#### EXERCISE OBJECTIVE:
Provide only the number of lines below in which the string "value" occurs.
"""
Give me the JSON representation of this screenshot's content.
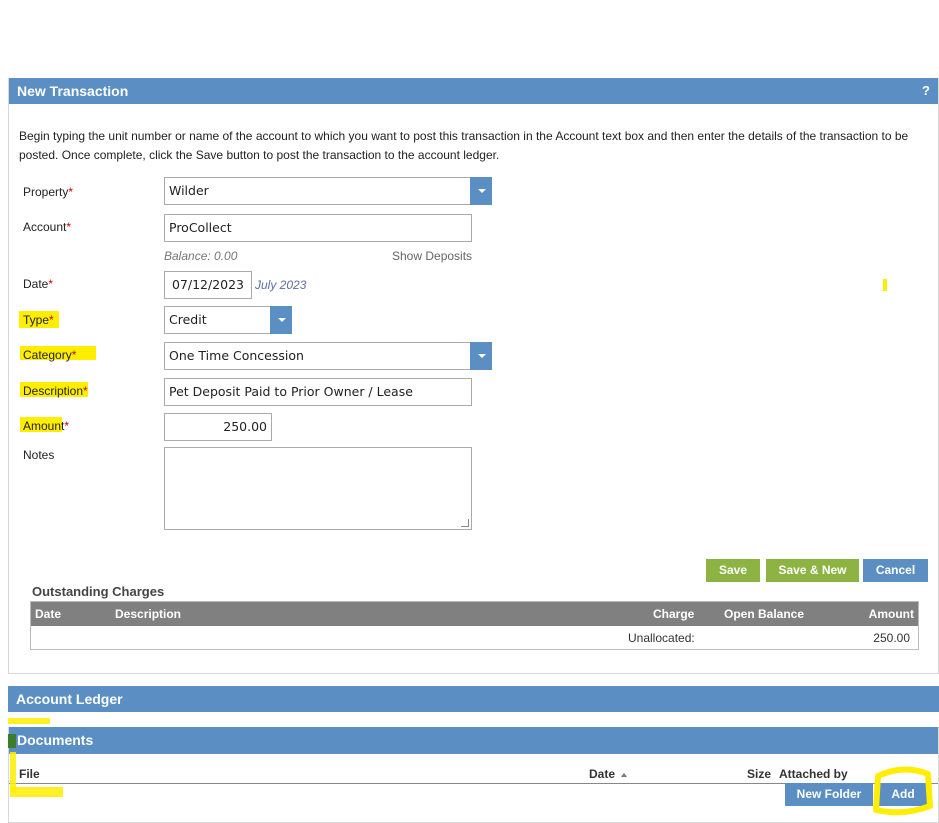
{
  "panel": {
    "title": "New Transaction",
    "help": "?"
  },
  "intro": "Begin typing the unit number or name of the account to which you want to post this transaction in the Account text box and then enter the details of the transaction to be posted. Once complete, click the Save button to post the transaction to the account ledger.",
  "fields": {
    "property": {
      "label": "Property",
      "value": "Wilder"
    },
    "account": {
      "label": "Account",
      "value": "ProCollect",
      "balance": "Balance: 0.00",
      "show_deposits": "Show Deposits"
    },
    "date": {
      "label": "Date",
      "value": "07/12/2023",
      "month": "July 2023"
    },
    "type": {
      "label": "Type",
      "value": "Credit"
    },
    "category": {
      "label": "Category",
      "value": "One Time Concession"
    },
    "description": {
      "label": "Description",
      "value": "Pet Deposit Paid to Prior Owner / Lease"
    },
    "amount": {
      "label": "Amount",
      "value": "250.00"
    },
    "notes": {
      "label": "Notes",
      "value": ""
    }
  },
  "required_mark": "*",
  "buttons": {
    "save": "Save",
    "save_new": "Save & New",
    "cancel": "Cancel"
  },
  "outstanding": {
    "title": "Outstanding Charges",
    "columns": [
      "Date",
      "Description",
      "Charge",
      "Open Balance",
      "Amount"
    ],
    "row": {
      "label": "Unallocated:",
      "amount": "250.00"
    }
  },
  "ledger": {
    "title": "Account Ledger"
  },
  "documents": {
    "title": "Documents",
    "columns": [
      "File",
      "Date",
      "Size",
      "Attached by"
    ],
    "new_folder": "New Folder",
    "add": "Add"
  },
  "colors": {
    "header": "#5b8fc3",
    "green_button": "#8db343",
    "highlight": "#ffee00"
  }
}
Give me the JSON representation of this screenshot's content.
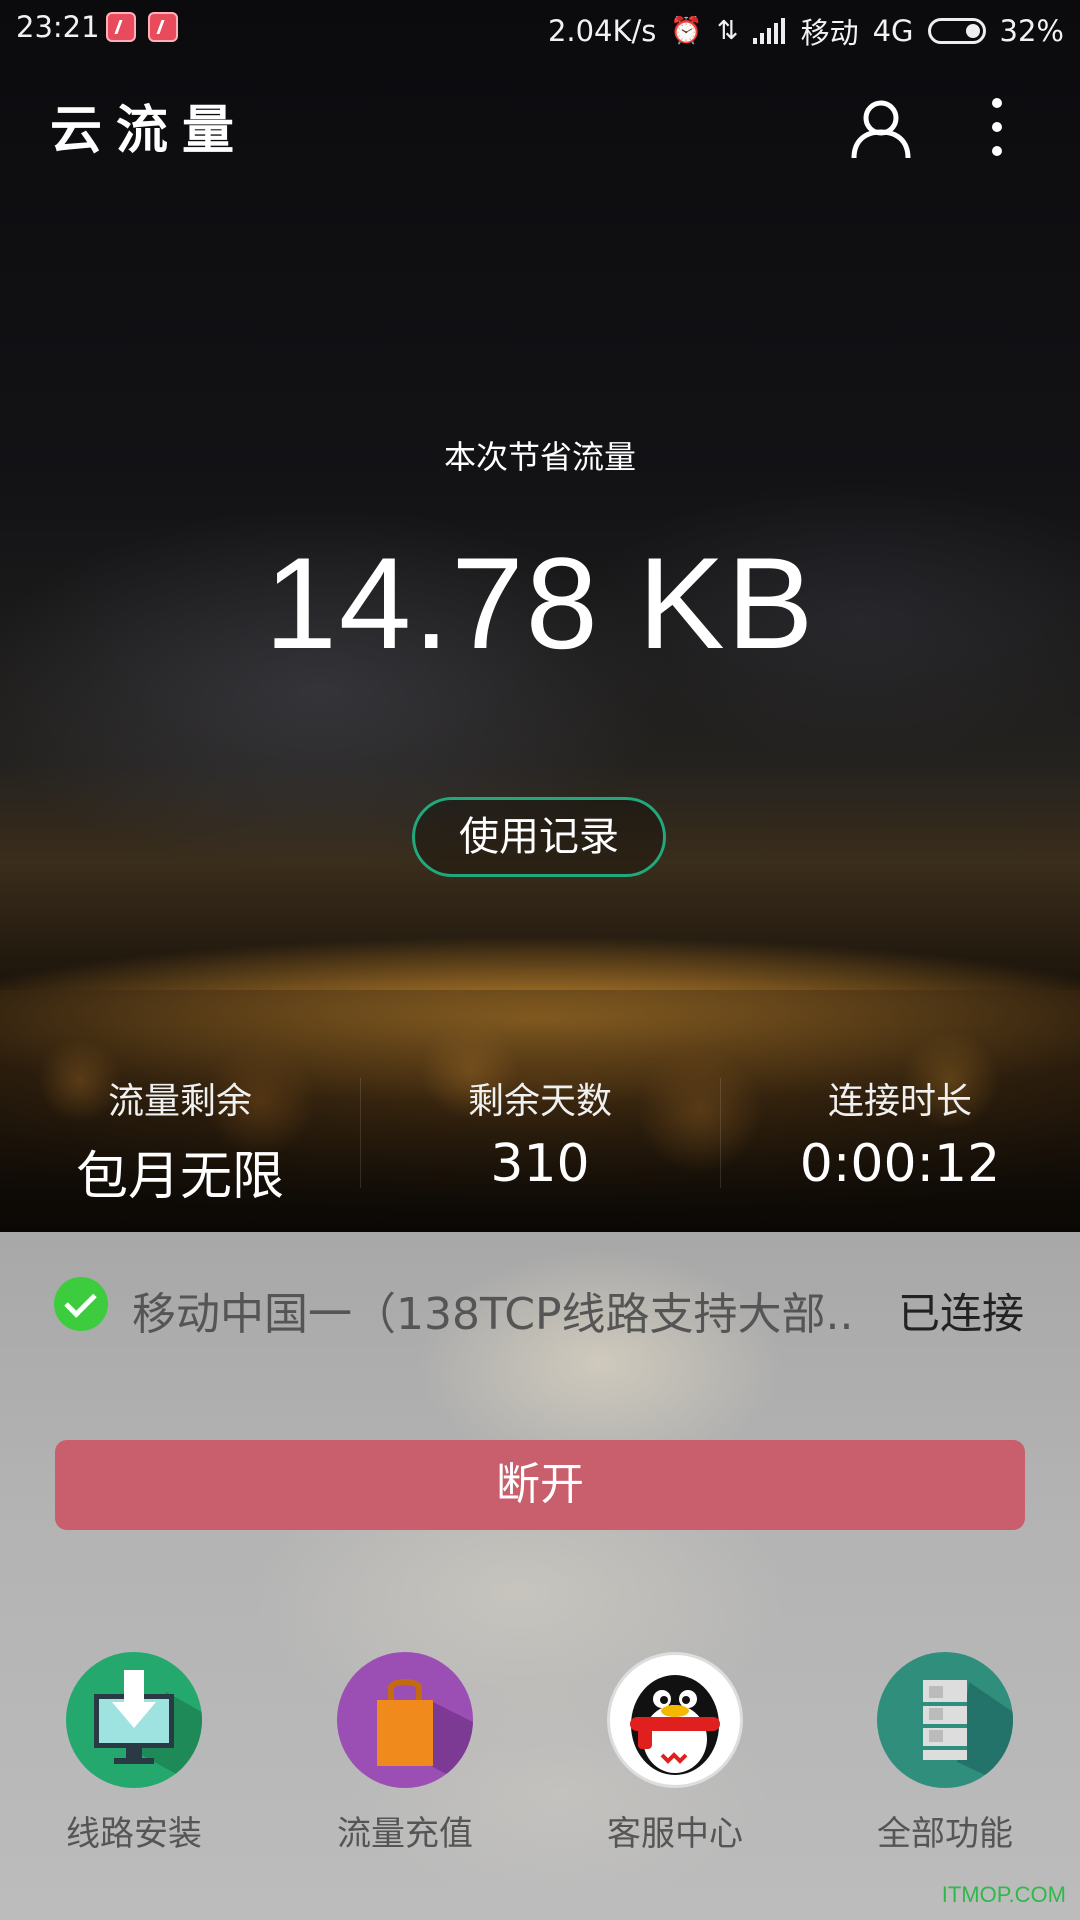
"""
#### SOLUTION TO THIS TASK:
8